Since she has not been in day care or around other kids consistently, Little One does not get sick very often. However, the trade off is that when she does get sick, she tends to be extremely fussy. She just doesn’t understand this thing that is happening to her. She really takes the Fusstrain to Clarksville. I can’t tell you how often this weekend she cried out, “Wipe my nose!” Although we are trying to teach her to blow her own nose, it’s touch and go around here right now.
With Little One being so fussy, needless to say it has been trying times around the household lately. Three year olds can be difficult anyway you slice it, but now she is even more demanding and with a shorter fuse than usual. My wife took her for a nap drive today, and she just parked outside of Target for awhile, waiting for Little One to wake up. She said over dinner, “That time in the car with her was the best part of my day.”
The HBO sketch comedy series “Mr. Show” had a skit about monster parties. A supposed expert was asked what would happen if such creatures as Dracula and the Wolfman got together.
“I mean, if they get together, it’s going to be a terrifying battle … they’re not going to get along, much less have a bash of some kind.”
Sometimes life with little ones is a terrifying battle, for multiple reasons. It can definitely be a terrifying battle to try and exert your will over a preschooler. But it can also be a battle with yourself, as you try to find the right balance between giving them some freedom or just losing your cool. It can be a battle with your partner as well, since every adult will have a different breaking point when “enough is enough” from the child.
So what can you do? I break it down to three main rules: just try and stay strong, keep your patience, and enjoy the silence. Yes, hold clutchingly to your downtime, because there will not be a lot of it when you are doing five things at once.
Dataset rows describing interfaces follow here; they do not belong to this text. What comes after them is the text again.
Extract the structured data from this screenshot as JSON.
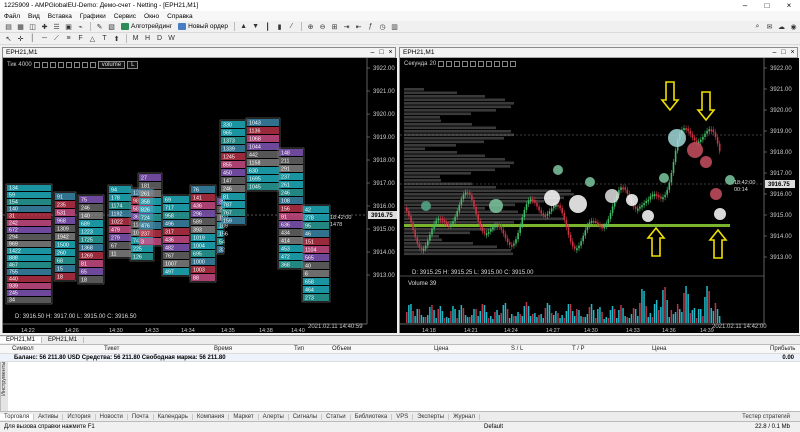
{
  "titlebar": {
    "title": "1225909 - AMPGlobalEU-Demo: Демо-счет - Netting - [EPH21,M1]"
  },
  "menu": [
    "Файл",
    "Вид",
    "Вставка",
    "Графики",
    "Сервис",
    "Окно",
    "Справка"
  ],
  "toolbar": {
    "algo_label": "Алготрейдинг",
    "neworder_label": "Новый ордер"
  },
  "chart1": {
    "window_title": "EPH21,M1",
    "tick_label": "Тик",
    "tick_value": "4000",
    "volume_select": "volume",
    "lot_select": "L",
    "price_badge": "3916.75",
    "time_tag": "18:42:00",
    "count_tag": "1478",
    "ohlc_text": "D: 3916.50  H: 3917.00  L: 3915.00  C: 3916.50",
    "stamp": "2021.02.11  14:40:59",
    "y_ticks": [
      "3922.00",
      "3921.00",
      "3920.00",
      "3919.00",
      "3918.00",
      "3917.00",
      "3916.00",
      "3915.00",
      "3914.00",
      "3913.00"
    ],
    "x_ticks": [
      "14:22",
      "14:26",
      "14:30",
      "14:33",
      "14:34",
      "14:35",
      "14:38",
      "14:40"
    ],
    "cluster_numbers": {
      "c1": [
        "134",
        "59",
        "154",
        "140",
        "31",
        "242",
        "672",
        "294",
        "969",
        "1422",
        "888",
        "467",
        "755",
        "440",
        "939",
        "245",
        "34"
      ],
      "c2": [
        "91",
        "235",
        "531",
        "968",
        "1309",
        "1942",
        "1500",
        "260",
        "68",
        "15",
        "18"
      ],
      "c3": [
        "75",
        "246",
        "140",
        "689",
        "1223",
        "1725",
        "1368",
        "1269",
        "81",
        "65",
        "18"
      ],
      "c4": [
        "94",
        "178",
        "1174",
        "1192",
        "1022",
        "479",
        "279",
        "67",
        "11"
      ],
      "c5": [
        "125",
        "98",
        "581",
        "362",
        "1140",
        "1044",
        "742",
        "225",
        "126"
      ],
      "c6": [
        "27",
        "181",
        "261",
        "358",
        "826",
        "724",
        "476",
        "237",
        "3"
      ],
      "c7": [
        "69",
        "717",
        "958",
        "496",
        "317",
        "436",
        "482",
        "767",
        "1007",
        "497"
      ],
      "c8": [
        "76",
        "141",
        "436",
        "296",
        "589",
        "393",
        "1019",
        "1004",
        "695",
        "1000",
        "1003",
        "88"
      ],
      "c9": [
        "39",
        "27",
        "192",
        "189",
        "156",
        "54",
        "32"
      ],
      "c10": [
        "330",
        "965",
        "1373",
        "1339",
        "1245",
        "855",
        "450",
        "147",
        "246",
        "81",
        "787",
        "767",
        "159"
      ],
      "c11": [
        "1043",
        "1136",
        "1068",
        "1044",
        "442",
        "1158",
        "630",
        "1695",
        "1045"
      ],
      "c12": [
        "148",
        "211",
        "291",
        "237",
        "261",
        "246",
        "108",
        "156",
        "91",
        "636",
        "434",
        "414",
        "453",
        "472",
        "368"
      ],
      "c13": [
        "42",
        "278",
        "95",
        "46",
        "151",
        "1104",
        "565",
        "40",
        "6",
        "658",
        "464",
        "273"
      ]
    }
  },
  "chart2": {
    "window_title": "EPH21,M1",
    "label": "Секунда",
    "label_value": "20",
    "price_badge": "3916.75",
    "time_tag": "18:42:00",
    "count_tag": "00:14",
    "ohlc_text": "D: 3915.25  H: 3915.25  L: 3915.00  C: 3915.00",
    "volume_label": "Volume 39",
    "stamp": "2021.02.11  14:42:00",
    "y_ticks": [
      "3922.00",
      "3921.00",
      "3920.00",
      "3919.00",
      "3918.00",
      "3917.00",
      "3916.00",
      "3915.00",
      "3914.00",
      "3913.00"
    ],
    "x_ticks": [
      "14:18",
      "14:21",
      "14:24",
      "14:27",
      "14:30",
      "14:33",
      "14:36",
      "14:39"
    ]
  },
  "chart_tabs": [
    "EPH21,M1",
    "EPH21,M1"
  ],
  "table": {
    "headers": [
      "Символ",
      "Тикет",
      "Время",
      "Тип",
      "Объем",
      "Цена",
      "S / L",
      "T / P",
      "Цена",
      "Прибыль"
    ],
    "balance_text": "Баланс: 56 211.80 USD  Средства: 56 211.80  Свободная маржа: 56 211.80",
    "balance_value": "0.00"
  },
  "side_label": "Инструменты",
  "terminal_tabs": [
    "Торговля",
    "Активы",
    "История",
    "Новости",
    "Почта",
    "Календарь",
    "Компания",
    "Маркет",
    "Алерты",
    "Сигналы",
    "Статьи",
    "Библиотека",
    "VPS",
    "Эксперты",
    "Журнал"
  ],
  "tester_label": "Тестер стратегий",
  "status": {
    "help": "Для вызова справки нажмите F1",
    "profile": "Default",
    "memory": "22.8 / 0.1 Mb"
  },
  "colors": {
    "cyan": "#1fb9c8",
    "teal": "#2aa7a4",
    "red": "#c0344a",
    "pink": "#d4508c",
    "purple": "#8a5ac0",
    "green_line": "#7bb42d",
    "yellow_arrow": "#f0e000",
    "chart_bg": "#000000"
  }
}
How do you enjoy your downtime? How do you “get away,” even if just for a moment?